Debbie: it helps that it's usually nighttime when I'm writing. Of course now the kids are older and less inclined to paint with food, and if they do, it's for some artistic reason.
I LOVE Pandora. I'd rather set a target for the kind of music I like and be surprised by what comes up; I still love the randomness of radio, but with Pandora you can axe any song you don't like and they'll never play it again, so your playlist becomes more and more specific to your actual tastes.
But I'm with Stephen – most music is too distracting to me to write to – I'm either singing or dancing and not writing.
I often listen to Gregorian chants when I'm writing, though.
OMG Zoë, thanks for the introduction to that awesome ear worm. 3x already! Is it just me or can you not overlap Mad, Mad World? Same chord progressions with the introduction of the 2nd guitar (only the verse). Reminds me of something else too, but the subconscious hasn't supplied that one yet!
Thanks for Deeper Into Music, Dusty. !!! Listening to it now. Very cool.
Stephen. No music while writing? But you can write to the distractions and background noise of cafés. I think THAT would be hard.
Spencer. I would think that for a musician, as yourself, it would be very hard to write while listening to music. Music with lyrics? Your own music? Thanks for grooveshark!
Alex. Gregorian chants. Of course (You kill me)
I use iTunes to buy and Pandora to stream. I also have Sirius and can listen on my iPad or iPhone with an app. I also have a blip.fm account under JessHatcher (a character of mine) if anyone else wants to follow each other there. I felt super old the other day when I had a hankering to listen to something I was certain I owned, then remembered it was on a cassette tape.
Dusty – ain't seen the video – our internet connection is toooo sloooooow to watch much.
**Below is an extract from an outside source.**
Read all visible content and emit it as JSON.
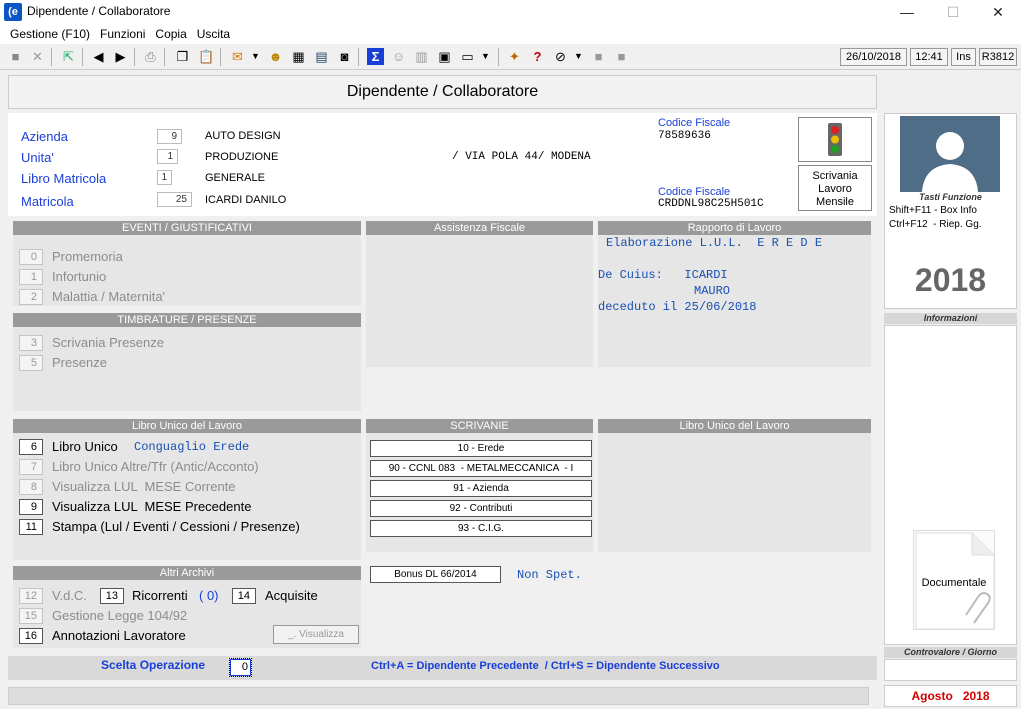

Debbie – now you come to mention it … hmm, I have Mad World as well – at least two versions. Brilliant song.
Alex – I'm with you on the Gregorian chants, too! Have you listened to the Philip Glass album, Koyaanisqatsi. Weird stuff.
Love, love, love Rhapsody. I've been using it for years, now. I don't listen while I write—how the hell do you do that?—but I do like having Rhapsody available for my time off. I was grandfathered in via Yahoo Music years ago, so my fee is only six or eight bucks a month.
WELL WORTH IT.
Give ckua.org a listen. It's a publicly-funded radio station in Alberta, and the weekday music is eclectic and amazing. There's a playlist on the home page so you can see what's on, and check the program guide for shows featuring blues, bluegrass, Celtic, vocal jazz, you name it.
You've broadened my world, you dangerous man.
I love Pandora, the pay version with no interruptions and having better control of the songs you keep and exclude– also unlimited listening time and no commercials (unlike the free version). Also like sharing my stations with my girlfriend.
Can't listen and write either, though.
Of course I can not leave with out music… Its my passion and I totally devoted for music…